Initial Investment and Implementation Challenges
One of the main challenges faced when implementing and investing in automation systems for coding is the initial financial investment required. The implementation timeline can often be lengthy, requiring careful planning and coordination.
Additionally, training requirements for staff members can pose a significant hurdle. It may take time for employees to become proficient in using the new system, which could potentially slow down productivity during the transition period.
Despite these challenges, investing in computer-assisted coding technology can have long-term benefits such as increased accuracy and efficiency in coding processes. With proper planning and support, organizations can navigate through the initial investment and implementation challenges to reap the rewards of automation in coding.
Frequently Asked Questions
Are there any potential legal or regulatory implications associated with computer-assisted coding?
You’ll be delighted to know that computer-assisted coding comes with some potential legal and regulatory implications. So buckle up, because navigating the complex world of regulations just got a whole lot more exciting!

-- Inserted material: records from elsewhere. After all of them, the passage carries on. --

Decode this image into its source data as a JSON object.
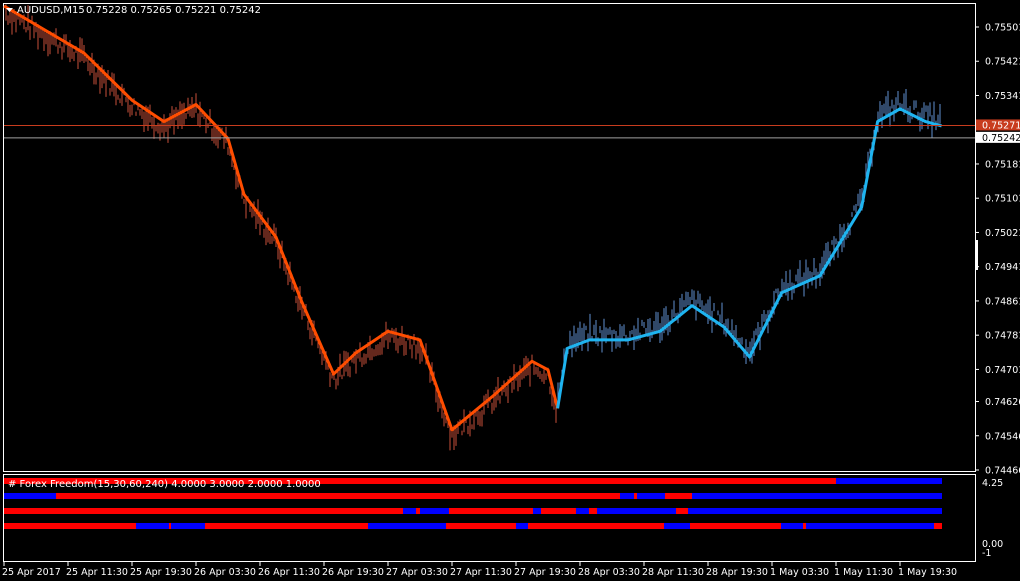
{
  "header": {
    "symbol": "AUDUSD,M15",
    "ohlc": "0.75228 0.75265 0.75221 0.75242"
  },
  "indicator": {
    "title": "# Forex Freedom(15,30,60,240) 4.0000 3.0000 2.0000 1.0000",
    "axis_labels": [
      "4.25",
      "0.00",
      "-1"
    ]
  },
  "colors": {
    "background": "#000000",
    "up": "#1eb4f0",
    "down": "#ff4d00",
    "bar_up": "#5f8fd0",
    "bar_down": "#c8503a",
    "bullish": "#0000ff",
    "bearish": "#ff0000",
    "frame": "#ffffff"
  },
  "chart_data": {
    "type": "candlestick",
    "symbol": "AUDUSD",
    "timeframe": "M15",
    "y_ticks": [
      "0.75501",
      "0.75421",
      "0.75341",
      "0.75181",
      "0.75101",
      "0.75021",
      "0.74941",
      "0.74861",
      "0.74781",
      "0.74701",
      "0.74626",
      "0.74546",
      "0.74466"
    ],
    "ylim": [
      0.74466,
      0.75501
    ],
    "price_lines": [
      {
        "label": "0.75271",
        "value": 0.75271,
        "color": "#c83c1e"
      },
      {
        "label": "0.75242",
        "value": 0.75242,
        "color": "#a0a0a0"
      }
    ],
    "x_tick_labels": [
      "25 Apr 2017",
      "25 Apr 11:30",
      "25 Apr 19:30",
      "26 Apr 03:30",
      "26 Apr 11:30",
      "26 Apr 19:30",
      "27 Apr 03:30",
      "27 Apr 11:30",
      "27 Apr 19:30",
      "28 Apr 03:30",
      "28 Apr 11:30",
      "28 Apr 19:30",
      "1 May 03:30",
      "1 May 11:30",
      "1 May 19:30"
    ],
    "series": [
      {
        "name": "trend",
        "x": [
          0,
          2.5,
          4,
          5,
          6,
          7,
          7.5,
          8.5,
          9.3,
          10.3,
          11,
          12,
          13,
          14,
          15.3,
          16.5,
          17,
          17.3
        ],
        "values": [
          0.7555,
          0.7544,
          0.7533,
          0.7528,
          0.7532,
          0.7524,
          0.7511,
          0.7501,
          0.7486,
          0.7469,
          0.7474,
          0.7479,
          0.7477,
          0.7456,
          0.7464,
          0.7472,
          0.747,
          0.7461
        ]
      },
      {
        "name": "trend",
        "x": [
          17.3,
          17.6,
          18.3,
          19.5,
          20.5,
          21.5,
          22.5,
          23.3,
          24.3,
          25.5,
          26.8,
          27.3,
          28,
          28.8,
          29.3
        ],
        "values": [
          0.7461,
          0.7475,
          0.7477,
          0.7477,
          0.7479,
          0.7485,
          0.748,
          0.7473,
          0.7488,
          0.7492,
          0.7508,
          0.7528,
          0.7531,
          0.7528,
          0.7527
        ]
      }
    ]
  }
}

How does computer-assisted coding impact the overall quality of patient care?
Computer-assisted coding can significantly impact the overall quality of patient care. It improves efficiency by automating the coding process and enhances accuracy, ensuring that medical records are coded correctly for better treatment and outcomes.
Can computer-assisted coding be integrated with existing electronic health record systems?
Yes, computer-assisted coding can be integrated with existing electronic health record systems. While there may be integration challenges, the benefits of computer-assisted coding include increased accuracy, efficiency, and streamlined workflow for healthcare providers.
What are the limitations or drawbacks of computer-assisted coding technology?
The limitations and drawbacks of computer-assisted coding technology include potential errors in code suggestions, difficulty interpreting complex medical documents, and the need for ongoing training and updates to maintain accuracy.
How does computer-assisted coding affect the relationship between healthcare providers and coding professionals?
Computer-assisted coding can impact the relationship between healthcare providers and coding professionals by increasing productivity but also potentially displacing some jobs. It streamlines the coding process, but may require fewer coders to perform the same tasks.